> [PROBLEM DETAILS]: Find the word "screenshot" in the material below and gather every line that contains it.
───
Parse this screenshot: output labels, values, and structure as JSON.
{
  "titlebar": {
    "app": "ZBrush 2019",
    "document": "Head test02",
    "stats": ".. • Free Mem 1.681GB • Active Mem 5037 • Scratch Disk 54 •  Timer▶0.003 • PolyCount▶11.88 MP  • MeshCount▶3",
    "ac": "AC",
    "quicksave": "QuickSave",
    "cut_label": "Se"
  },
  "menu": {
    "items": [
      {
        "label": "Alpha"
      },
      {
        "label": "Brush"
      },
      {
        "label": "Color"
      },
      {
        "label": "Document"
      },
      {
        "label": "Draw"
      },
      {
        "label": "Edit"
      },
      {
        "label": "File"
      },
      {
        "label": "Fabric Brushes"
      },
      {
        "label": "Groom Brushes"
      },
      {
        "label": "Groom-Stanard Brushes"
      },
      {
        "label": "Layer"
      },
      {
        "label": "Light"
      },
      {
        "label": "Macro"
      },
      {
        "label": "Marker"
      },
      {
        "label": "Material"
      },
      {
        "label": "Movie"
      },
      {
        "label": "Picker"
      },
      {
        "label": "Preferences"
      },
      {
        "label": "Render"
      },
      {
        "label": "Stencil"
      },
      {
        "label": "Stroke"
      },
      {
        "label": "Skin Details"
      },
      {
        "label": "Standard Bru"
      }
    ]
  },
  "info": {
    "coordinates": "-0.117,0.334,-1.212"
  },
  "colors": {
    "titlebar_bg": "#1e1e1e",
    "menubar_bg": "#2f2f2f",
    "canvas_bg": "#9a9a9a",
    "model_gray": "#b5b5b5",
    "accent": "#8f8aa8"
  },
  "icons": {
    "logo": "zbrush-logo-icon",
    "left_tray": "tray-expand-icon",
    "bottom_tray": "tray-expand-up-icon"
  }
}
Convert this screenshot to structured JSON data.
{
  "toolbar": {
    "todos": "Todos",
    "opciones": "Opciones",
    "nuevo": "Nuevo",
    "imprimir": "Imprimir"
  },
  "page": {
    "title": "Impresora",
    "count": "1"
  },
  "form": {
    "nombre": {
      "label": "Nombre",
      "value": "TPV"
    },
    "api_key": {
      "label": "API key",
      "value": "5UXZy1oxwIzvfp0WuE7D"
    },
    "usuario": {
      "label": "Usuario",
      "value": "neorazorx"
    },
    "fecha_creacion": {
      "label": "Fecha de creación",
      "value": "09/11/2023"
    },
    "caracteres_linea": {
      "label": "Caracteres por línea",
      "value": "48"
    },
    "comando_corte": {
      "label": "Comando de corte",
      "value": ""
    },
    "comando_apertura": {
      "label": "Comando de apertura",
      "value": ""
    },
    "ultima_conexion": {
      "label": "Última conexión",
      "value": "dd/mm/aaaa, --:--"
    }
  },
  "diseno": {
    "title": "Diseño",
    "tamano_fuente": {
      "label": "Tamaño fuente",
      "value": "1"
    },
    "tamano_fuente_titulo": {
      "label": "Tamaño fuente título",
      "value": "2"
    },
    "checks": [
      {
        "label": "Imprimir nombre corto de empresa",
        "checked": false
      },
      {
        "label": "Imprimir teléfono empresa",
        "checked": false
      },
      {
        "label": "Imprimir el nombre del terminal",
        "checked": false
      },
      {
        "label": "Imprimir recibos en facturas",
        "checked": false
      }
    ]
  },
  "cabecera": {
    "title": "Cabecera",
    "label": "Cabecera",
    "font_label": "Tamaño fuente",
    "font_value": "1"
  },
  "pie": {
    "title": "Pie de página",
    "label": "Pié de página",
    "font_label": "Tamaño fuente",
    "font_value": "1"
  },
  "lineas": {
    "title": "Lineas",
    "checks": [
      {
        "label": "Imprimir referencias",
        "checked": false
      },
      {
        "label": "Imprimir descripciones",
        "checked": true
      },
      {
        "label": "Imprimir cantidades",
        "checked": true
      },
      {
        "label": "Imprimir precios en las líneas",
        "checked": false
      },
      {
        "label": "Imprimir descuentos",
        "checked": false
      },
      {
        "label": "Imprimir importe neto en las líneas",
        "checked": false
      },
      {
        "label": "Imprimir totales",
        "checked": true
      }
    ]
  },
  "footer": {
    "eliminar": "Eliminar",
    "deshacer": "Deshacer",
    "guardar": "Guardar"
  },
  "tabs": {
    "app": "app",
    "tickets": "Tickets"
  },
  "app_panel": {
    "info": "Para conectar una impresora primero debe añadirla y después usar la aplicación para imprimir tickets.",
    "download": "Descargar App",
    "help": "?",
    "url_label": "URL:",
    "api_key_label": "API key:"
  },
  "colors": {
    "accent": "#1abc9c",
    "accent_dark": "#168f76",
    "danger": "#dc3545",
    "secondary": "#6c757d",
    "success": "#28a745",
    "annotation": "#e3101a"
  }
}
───
> [EXERCISE ANSWER]:
Parse this screenshot: output labels, values, and structure as JSON.
Convert this screenshot to structured JSON data.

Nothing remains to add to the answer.